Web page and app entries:
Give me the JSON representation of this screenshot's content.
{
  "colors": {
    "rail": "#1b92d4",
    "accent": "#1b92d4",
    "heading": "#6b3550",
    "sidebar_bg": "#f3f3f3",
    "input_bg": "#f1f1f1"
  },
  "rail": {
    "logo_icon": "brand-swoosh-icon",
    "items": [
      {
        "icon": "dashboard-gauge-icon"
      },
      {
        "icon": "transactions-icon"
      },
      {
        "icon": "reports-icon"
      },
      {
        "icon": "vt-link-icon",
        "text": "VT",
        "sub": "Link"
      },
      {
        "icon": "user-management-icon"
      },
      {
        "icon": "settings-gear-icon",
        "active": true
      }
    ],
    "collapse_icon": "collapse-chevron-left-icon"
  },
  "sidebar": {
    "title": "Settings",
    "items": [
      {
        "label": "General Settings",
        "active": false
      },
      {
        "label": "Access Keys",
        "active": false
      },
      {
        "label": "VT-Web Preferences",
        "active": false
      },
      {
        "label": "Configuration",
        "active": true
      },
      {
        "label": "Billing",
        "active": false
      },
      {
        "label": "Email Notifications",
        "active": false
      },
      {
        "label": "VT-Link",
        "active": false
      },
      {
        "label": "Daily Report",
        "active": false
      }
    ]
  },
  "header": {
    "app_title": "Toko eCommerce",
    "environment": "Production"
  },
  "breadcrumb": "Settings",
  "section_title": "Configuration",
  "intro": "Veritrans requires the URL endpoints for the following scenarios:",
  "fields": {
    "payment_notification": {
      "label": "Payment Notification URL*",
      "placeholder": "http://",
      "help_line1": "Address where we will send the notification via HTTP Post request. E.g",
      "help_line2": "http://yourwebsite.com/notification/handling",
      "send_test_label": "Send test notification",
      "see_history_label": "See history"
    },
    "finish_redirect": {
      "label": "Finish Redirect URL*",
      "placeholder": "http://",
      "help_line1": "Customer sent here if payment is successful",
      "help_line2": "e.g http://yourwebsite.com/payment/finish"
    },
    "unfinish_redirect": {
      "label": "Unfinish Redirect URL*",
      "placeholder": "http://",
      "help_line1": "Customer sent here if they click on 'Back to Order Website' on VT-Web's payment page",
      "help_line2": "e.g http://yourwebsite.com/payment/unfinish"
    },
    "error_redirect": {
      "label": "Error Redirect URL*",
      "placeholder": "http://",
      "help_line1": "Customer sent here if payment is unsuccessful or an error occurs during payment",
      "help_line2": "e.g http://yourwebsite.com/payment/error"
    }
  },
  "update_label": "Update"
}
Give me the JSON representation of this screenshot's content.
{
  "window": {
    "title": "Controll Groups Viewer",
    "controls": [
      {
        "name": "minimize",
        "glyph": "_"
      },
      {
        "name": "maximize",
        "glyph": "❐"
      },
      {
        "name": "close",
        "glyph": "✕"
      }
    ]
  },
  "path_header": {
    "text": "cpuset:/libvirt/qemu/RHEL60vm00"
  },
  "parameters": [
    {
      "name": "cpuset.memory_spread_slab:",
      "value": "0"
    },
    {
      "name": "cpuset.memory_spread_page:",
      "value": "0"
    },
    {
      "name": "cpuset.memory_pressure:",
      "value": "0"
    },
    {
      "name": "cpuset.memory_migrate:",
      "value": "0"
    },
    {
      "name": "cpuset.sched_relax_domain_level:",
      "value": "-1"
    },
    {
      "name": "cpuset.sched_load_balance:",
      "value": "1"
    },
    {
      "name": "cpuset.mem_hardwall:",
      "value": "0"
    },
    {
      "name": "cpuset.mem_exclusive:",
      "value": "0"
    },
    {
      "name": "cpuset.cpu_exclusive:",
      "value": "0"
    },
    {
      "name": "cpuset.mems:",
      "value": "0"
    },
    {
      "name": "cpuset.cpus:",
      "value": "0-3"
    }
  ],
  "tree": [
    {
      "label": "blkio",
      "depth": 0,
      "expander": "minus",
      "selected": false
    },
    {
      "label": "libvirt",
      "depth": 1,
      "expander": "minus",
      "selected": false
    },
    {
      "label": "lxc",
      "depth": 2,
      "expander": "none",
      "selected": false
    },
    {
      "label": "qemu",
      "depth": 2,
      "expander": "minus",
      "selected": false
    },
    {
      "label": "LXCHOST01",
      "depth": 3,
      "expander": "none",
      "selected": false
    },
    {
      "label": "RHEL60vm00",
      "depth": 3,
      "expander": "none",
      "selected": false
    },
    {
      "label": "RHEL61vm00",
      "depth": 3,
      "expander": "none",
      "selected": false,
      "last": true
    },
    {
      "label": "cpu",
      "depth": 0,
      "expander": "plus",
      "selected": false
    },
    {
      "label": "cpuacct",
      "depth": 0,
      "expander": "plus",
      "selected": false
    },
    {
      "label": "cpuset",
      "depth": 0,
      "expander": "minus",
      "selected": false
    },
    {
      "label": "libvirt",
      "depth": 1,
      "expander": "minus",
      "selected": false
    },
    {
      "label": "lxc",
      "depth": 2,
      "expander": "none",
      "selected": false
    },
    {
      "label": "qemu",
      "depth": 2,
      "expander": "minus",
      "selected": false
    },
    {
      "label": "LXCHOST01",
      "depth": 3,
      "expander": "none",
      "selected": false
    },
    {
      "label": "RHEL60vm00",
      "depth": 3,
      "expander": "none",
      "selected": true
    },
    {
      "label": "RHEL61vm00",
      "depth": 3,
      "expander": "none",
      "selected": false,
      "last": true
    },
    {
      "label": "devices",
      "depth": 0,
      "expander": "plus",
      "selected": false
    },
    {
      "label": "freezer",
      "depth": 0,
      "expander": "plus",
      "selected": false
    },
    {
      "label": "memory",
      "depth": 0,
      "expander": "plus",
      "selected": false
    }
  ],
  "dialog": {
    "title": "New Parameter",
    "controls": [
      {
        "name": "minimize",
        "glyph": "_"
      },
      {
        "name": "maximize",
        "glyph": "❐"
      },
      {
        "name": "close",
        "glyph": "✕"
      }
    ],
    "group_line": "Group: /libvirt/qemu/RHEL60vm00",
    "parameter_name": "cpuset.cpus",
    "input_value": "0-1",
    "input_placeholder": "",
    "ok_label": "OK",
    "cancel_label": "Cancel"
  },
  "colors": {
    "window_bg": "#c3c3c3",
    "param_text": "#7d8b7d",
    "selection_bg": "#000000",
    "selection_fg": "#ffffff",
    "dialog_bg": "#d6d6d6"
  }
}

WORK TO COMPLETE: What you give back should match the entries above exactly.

SOLUTION FOR THIS EXERCISE:
Give me the JSON representation of this screenshot's content.
{
  "colors": {
    "rail": "#1b92d4",
    "accent": "#1b92d4",
    "heading": "#6b3550",
    "sidebar_bg": "#f3f3f3",
    "input_bg": "#f1f1f1"
  },
  "rail": {
    "logo_icon": "brand-swoosh-icon",
    "items": [
      {
        "icon": "dashboard-gauge-icon"
      },
      {
        "icon": "transactions-icon"
      },
      {
        "icon": "reports-icon"
      },
      {
        "icon": "vt-link-icon",
        "text": "VT",
        "sub": "Link"
      },
      {
        "icon": "user-management-icon"
      },
      {
        "icon": "settings-gear-icon",
        "active": true
      }
    ],
    "collapse_icon": "collapse-chevron-left-icon"
  },
  "sidebar": {
    "title": "Settings",
    "items": [
      {
        "label": "General Settings",
        "active": false
      },
      {
        "label": "Access Keys",
        "active": false
      },
      {
        "label": "VT-Web Preferences",
        "active": false
      },
      {
        "label": "Configuration",
        "active": true
      },
      {
        "label": "Billing",
        "active": false
      },
      {
        "label": "Email Notifications",
        "active": false
      },
      {
        "label": "VT-Link",
        "active": false
      },
      {
        "label": "Daily Report",
        "active": false
      }
    ]
  },
  "header": {
    "app_title": "Toko eCommerce",
    "environment": "Production"
  },
  "breadcrumb": "Settings",
  "section_title": "Configuration",
  "intro": "Veritrans requires the URL endpoints for the following scenarios:",
  "fields": {
    "payment_notification": {
      "label": "Payment Notification URL*",
      "placeholder": "http://",
      "help_line1": "Address where we will send the notification via HTTP Post request. E.g",
      "help_line2": "http://yourwebsite.com/notification/handling",
      "send_test_label": "Send test notification",
      "see_history_label": "See history"
    },
    "finish_redirect": {
      "label": "Finish Redirect URL*",
      "placeholder": "http://",
      "help_line1": "Customer sent here if payment is successful",
      "help_line2": "e.g http://yourwebsite.com/payment/finish"
    },
    "unfinish_redirect": {
      "label": "Unfinish Redirect URL*",
      "placeholder": "http://",
      "help_line1": "Customer sent here if they click on 'Back to Order Website' on VT-Web's payment page",
      "help_line2": "e.g http://yourwebsite.com/payment/unfinish"
    },
    "error_redirect": {
      "label": "Error Redirect URL*",
      "placeholder": "http://",
      "help_line1": "Customer sent here if payment is unsuccessful or an error occurs during payment",
      "help_line2": "e.g http://yourwebsite.com/payment/error"
    }
  },
  "update_label": "Update"
}
Give me the JSON representation of this screenshot's content.
{
  "window": {
    "title": "Controll Groups Viewer",
    "controls": [
      {
        "name": "minimize",
        "glyph": "_"
      },
      {
        "name": "maximize",
        "glyph": "❐"
      },
      {
        "name": "close",
        "glyph": "✕"
      }
    ]
  },
  "path_header": {
    "text": "cpuset:/libvirt/qemu/RHEL60vm00"
  },
  "parameters": [
    {
      "name": "cpuset.memory_spread_slab:",
      "value": "0"
    },
    {
      "name": "cpuset.memory_spread_page:",
      "value": "0"
    },
    {
      "name": "cpuset.memory_pressure:",
      "value": "0"
    },
    {
      "name": "cpuset.memory_migrate:",
      "value": "0"
    },
    {
      "name": "cpuset.sched_relax_domain_level:",
      "value": "-1"
    },
    {
      "name": "cpuset.sched_load_balance:",
      "value": "1"
    },
    {
      "name": "cpuset.mem_hardwall:",
      "value": "0"
    },
    {
      "name": "cpuset.mem_exclusive:",
      "value": "0"
    },
    {
      "name": "cpuset.cpu_exclusive:",
      "value": "0"
    },
    {
      "name": "cpuset.mems:",
      "value": "0"
    },
    {
      "name": "cpuset.cpus:",
      "value": "0-3"
    }
  ],
  "tree": [
    {
      "label": "blkio",
      "depth": 0,
      "expander": "minus",
      "selected": false
    },
    {
      "label": "libvirt",
      "depth": 1,
      "expander": "minus",
      "selected": false
    },
    {
      "label": "lxc",
      "depth": 2,
      "expander": "none",
      "selected": false
    },
    {
      "label": "qemu",
      "depth": 2,
      "expander": "minus",
      "selected": false
    },
    {
      "label": "LXCHOST01",
      "depth": 3,
      "expander": "none",
      "selected": false
    },
    {
      "label": "RHEL60vm00",
      "depth": 3,
      "expander": "none",
      "selected": false
    },
    {
      "label": "RHEL61vm00",
      "depth": 3,
      "expander": "none",
      "selected": false,
      "last": true
    },
    {
      "label": "cpu",
      "depth": 0,
      "expander": "plus",
      "selected": false
    },
    {
      "label": "cpuacct",
      "depth": 0,
      "expander": "plus",
      "selected": false
    },
    {
      "label": "cpuset",
      "depth": 0,
      "expander": "minus",
      "selected": false
    },
    {
      "label": "libvirt",
      "depth": 1,
      "expander": "minus",
      "selected": false
    },
    {
      "label": "lxc",
      "depth": 2,
      "expander": "none",
      "selected": false
    },
    {
      "label": "qemu",
      "depth": 2,
      "expander": "minus",
      "selected": false
    },
    {
      "label": "LXCHOST01",
      "depth": 3,
      "expander": "none",
      "selected": false
    },
    {
      "label": "RHEL60vm00",
      "depth": 3,
      "expander": "none",
      "selected": true
    },
    {
      "label": "RHEL61vm00",
      "depth": 3,
      "expander": "none",
      "selected": false,
      "last": true
    },
    {
      "label": "devices",
      "depth": 0,
      "expander": "plus",
      "selected": false
    },
    {
      "label": "freezer",
      "depth": 0,
      "expander": "plus",
      "selected": false
    },
    {
      "label": "memory",
      "depth": 0,
      "expander": "plus",
      "selected": false
    }
  ],
  "dialog": {
    "title": "New Parameter",
    "controls": [
      {
        "name": "minimize",
        "glyph": "_"
      },
      {
        "name": "maximize",
        "glyph": "❐"
      },
      {
        "name": "close",
        "glyph": "✕"
      }
    ],
    "group_line": "Group: /libvirt/qemu/RHEL60vm00",
    "parameter_name": "cpuset.cpus",
    "input_value": "0-1",
    "input_placeholder": "",
    "ok_label": "OK",
    "cancel_label": "Cancel"
  },
  "colors": {
    "window_bg": "#c3c3c3",
    "param_text": "#7d8b7d",
    "selection_bg": "#000000",
    "selection_fg": "#ffffff",
    "dialog_bg": "#d6d6d6"
  }
}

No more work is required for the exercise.